Huawei ramps up renewables amid power crisis

Sibahle Malinga
By Sibahle Malinga, ITWeb senior news journalist.
Johannesburg, 08 Feb 2023
Xia Hesheng, president of Huawei Digital Power Sub-Saharan Africa.
Xia Hesheng, president of Huawei Digital Power Sub-Saharan Africa.

Huawei is strengthening its renewable energy strategy in South Africa and on the rest of the continent, as part of its commitments to help resolve Africa’s deepening power crisis, it says.

Delivering a keynote address this morning at the Solar Power Africa Conference 2023, in Cape Town, Xia Hesheng, president of Huawei Digital Power Sub-Saharan Africa, pointed out that more enterprises, organisations and families are actively taking action to change from being pure energy consumers, to becoming energy producers, as SA accelerates its clean energy transition.

Over the last few years, more South African businesses and homes have invested in renewable energy, to produce their own power, as the country continues to grapple with worsening load-shedding.

This has seen the Chinese telecommunications company report an uptick in its renewable energy business in SA.

As Africa urgently needs renewable energy to address its energy shortage challenges, Hesheng explained Huawei is reinforcing its solar energy strategy – which is premised on the “4T” technologies pillars.

“Worsening load-shedding and rising energy costs are seriously impacting our lives, productivity, and ability to engage meaningfully in economic activity.

“Huawei believes that what it calls ‘4T’ technologies will drive the development of Africa’s renewable energy sector: watT, heaT, baTtery and biT. Over its 25 years of operating in Sub-Saharan Africa, Huawei has a deep understanding of the region’s energy and technology requirements.

“We are committed to utilise Huawei's digital power energy technologies to build a better Africa and bring clean energy to more people, families and organisations.”
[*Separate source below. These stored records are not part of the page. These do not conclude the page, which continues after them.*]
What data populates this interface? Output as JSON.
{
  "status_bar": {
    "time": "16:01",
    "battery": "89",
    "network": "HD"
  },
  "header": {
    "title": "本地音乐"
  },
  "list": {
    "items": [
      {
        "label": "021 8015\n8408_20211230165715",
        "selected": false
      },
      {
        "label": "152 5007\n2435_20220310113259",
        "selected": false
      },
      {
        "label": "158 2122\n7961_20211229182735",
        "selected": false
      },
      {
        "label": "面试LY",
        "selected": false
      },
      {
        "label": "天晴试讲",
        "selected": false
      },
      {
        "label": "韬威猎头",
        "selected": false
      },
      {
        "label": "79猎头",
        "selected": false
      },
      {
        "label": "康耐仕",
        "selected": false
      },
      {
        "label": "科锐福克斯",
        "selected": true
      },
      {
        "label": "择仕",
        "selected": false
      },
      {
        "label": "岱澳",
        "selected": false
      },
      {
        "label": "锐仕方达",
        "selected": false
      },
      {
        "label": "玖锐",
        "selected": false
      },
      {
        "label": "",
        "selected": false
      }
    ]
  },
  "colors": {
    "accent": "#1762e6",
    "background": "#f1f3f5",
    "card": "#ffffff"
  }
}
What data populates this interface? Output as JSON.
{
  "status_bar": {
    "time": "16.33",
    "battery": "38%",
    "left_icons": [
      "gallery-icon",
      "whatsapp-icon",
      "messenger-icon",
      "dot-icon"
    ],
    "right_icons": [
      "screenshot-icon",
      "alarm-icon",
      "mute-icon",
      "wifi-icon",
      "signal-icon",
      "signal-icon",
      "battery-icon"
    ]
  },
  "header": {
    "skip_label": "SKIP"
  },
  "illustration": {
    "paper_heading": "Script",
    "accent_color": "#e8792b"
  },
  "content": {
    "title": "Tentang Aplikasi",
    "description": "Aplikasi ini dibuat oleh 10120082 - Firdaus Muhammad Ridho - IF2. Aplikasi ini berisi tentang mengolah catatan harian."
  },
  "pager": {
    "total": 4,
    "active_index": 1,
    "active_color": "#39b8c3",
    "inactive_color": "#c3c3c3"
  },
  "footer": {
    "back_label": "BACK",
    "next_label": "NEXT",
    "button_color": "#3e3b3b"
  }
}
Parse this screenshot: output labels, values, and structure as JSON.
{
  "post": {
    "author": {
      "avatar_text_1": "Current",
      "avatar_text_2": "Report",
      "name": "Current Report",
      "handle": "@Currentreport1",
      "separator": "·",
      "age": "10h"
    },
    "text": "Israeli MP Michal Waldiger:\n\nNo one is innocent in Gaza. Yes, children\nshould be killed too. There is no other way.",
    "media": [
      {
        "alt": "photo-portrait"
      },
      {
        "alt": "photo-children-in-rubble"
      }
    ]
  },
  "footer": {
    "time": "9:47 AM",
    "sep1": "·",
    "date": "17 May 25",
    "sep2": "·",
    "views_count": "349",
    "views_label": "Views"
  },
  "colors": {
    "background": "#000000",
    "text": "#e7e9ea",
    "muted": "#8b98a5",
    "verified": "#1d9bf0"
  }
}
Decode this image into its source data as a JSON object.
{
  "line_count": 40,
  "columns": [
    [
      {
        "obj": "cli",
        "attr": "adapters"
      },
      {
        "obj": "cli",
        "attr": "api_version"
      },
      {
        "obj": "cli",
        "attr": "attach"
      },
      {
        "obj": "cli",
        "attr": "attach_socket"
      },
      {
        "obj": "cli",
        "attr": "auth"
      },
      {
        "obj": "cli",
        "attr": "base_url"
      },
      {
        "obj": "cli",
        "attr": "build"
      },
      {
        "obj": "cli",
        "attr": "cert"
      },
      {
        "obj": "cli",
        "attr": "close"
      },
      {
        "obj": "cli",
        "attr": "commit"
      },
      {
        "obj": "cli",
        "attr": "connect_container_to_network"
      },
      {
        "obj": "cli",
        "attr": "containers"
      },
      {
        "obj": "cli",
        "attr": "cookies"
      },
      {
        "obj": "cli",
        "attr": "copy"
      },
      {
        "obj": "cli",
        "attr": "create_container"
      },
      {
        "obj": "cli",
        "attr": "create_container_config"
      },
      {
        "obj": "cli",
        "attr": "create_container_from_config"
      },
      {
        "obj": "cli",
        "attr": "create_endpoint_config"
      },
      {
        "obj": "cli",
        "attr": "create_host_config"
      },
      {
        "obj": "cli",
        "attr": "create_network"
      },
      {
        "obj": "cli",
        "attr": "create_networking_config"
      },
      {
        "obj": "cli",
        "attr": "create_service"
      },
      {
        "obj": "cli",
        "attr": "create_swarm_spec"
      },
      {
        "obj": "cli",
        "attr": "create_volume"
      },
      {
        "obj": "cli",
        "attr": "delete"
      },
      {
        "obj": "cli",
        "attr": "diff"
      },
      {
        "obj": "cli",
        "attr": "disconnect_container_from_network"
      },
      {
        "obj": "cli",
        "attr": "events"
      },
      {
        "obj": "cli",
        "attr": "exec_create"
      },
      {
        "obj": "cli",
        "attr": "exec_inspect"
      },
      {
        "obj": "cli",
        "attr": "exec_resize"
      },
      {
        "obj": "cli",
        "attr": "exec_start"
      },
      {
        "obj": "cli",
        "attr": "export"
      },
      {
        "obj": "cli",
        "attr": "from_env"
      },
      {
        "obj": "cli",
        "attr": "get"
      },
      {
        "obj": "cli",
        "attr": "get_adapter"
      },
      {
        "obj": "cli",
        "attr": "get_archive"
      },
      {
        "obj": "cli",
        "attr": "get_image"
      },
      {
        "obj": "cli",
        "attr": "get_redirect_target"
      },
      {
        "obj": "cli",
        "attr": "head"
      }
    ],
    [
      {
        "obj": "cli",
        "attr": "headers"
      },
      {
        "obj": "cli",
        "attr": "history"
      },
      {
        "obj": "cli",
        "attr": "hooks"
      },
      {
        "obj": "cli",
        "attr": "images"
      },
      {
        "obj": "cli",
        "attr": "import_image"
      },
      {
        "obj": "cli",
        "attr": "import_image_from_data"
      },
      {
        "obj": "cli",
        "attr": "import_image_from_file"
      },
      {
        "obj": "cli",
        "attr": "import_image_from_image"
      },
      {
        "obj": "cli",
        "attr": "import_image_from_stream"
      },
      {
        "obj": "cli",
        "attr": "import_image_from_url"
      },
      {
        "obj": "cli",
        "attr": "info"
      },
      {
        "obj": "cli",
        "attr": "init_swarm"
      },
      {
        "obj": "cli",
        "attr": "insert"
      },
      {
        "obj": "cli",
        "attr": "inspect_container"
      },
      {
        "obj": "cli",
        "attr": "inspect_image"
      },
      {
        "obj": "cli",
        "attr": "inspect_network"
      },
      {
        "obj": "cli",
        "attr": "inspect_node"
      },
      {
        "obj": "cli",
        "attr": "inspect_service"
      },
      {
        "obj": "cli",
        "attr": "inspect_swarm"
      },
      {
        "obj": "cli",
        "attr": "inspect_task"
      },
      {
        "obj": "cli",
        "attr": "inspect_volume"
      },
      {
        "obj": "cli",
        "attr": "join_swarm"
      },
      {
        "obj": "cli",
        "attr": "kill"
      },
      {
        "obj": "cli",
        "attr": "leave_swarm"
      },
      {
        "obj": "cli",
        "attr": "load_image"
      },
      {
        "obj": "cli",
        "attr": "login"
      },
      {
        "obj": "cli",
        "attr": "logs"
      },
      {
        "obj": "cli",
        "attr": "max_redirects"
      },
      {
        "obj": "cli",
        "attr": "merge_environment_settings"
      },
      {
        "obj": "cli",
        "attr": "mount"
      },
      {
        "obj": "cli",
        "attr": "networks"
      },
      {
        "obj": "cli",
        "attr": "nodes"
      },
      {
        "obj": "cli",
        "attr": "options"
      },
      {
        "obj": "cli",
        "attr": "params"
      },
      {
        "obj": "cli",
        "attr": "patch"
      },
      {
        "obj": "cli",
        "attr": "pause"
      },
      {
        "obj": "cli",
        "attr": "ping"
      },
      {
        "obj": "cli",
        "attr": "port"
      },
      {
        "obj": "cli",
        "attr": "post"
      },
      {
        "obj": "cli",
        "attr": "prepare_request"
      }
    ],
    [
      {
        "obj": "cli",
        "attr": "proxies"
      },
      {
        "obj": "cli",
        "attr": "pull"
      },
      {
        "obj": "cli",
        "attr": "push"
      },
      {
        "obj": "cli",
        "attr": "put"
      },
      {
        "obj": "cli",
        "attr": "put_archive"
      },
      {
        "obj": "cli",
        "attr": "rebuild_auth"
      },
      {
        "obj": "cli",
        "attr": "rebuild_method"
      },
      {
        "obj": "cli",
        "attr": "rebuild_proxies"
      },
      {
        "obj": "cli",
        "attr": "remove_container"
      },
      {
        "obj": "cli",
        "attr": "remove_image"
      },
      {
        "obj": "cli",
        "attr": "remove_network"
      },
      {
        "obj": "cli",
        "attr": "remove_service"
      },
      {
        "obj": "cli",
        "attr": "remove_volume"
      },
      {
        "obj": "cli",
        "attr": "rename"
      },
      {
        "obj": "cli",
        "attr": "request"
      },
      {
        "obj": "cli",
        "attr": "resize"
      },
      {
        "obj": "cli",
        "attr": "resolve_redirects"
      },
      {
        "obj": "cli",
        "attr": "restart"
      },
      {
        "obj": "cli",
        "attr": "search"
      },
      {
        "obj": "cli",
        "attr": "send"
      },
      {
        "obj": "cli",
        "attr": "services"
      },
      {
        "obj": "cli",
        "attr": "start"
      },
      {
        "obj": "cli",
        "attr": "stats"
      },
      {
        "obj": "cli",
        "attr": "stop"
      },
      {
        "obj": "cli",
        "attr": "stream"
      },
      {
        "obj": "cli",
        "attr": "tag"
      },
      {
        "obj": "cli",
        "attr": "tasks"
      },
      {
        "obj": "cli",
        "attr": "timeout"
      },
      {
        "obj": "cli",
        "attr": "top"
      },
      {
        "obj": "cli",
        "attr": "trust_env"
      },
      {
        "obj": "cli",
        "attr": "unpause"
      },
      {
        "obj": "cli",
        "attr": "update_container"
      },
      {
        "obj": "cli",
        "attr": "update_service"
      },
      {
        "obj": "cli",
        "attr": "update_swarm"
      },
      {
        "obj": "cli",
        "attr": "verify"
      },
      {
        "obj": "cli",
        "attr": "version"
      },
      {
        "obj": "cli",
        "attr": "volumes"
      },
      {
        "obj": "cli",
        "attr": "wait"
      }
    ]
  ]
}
He referenced Huawei’s latest photovoltaic and green home and business solutions, highlighting the importance of utilising digital power through the integration of cloud, artificial intelligence and other innovations across the company’s energy portfolio.

According to Hesheng, Africa has rich energy resources – with African countries having more than 40% of the world's solar energy resources − yet only 1% of the installed solar capacity.

Despite this, the continent’s solar industry is witnessing growth, driven by three key factors, he added.

“Solar, as the main renewable energy, is driven by three key factors: achieving low carbonisation, digitalisation and intelligence.Renewable energy will, therefore, become the main energy resource.However, digitalisation and intelligence are all supported by computing power that consumes a huge amount of electricity, which is now driving the urgency for the development of clean energy.”

Hesheng called on every organisation to take action to transform from being energy consumers to becoming energy producers. He illustrated how Huawei is following suit, through some of the company’s renewable energy initiatives in SA.

The first is Huawei's Johannesburg campus, where all 18 buildings and parking garages are covered with solar panels, supporting a solar system which provides 1500KWh/day.

Another example is the Waterkloof Winery in Cape Town, where Huawei has worked with a local partner to provide a clean energy solution. A cluster of solar panels on the winery's roof generate 1100KWh/day of green electricity to the winery, he noted.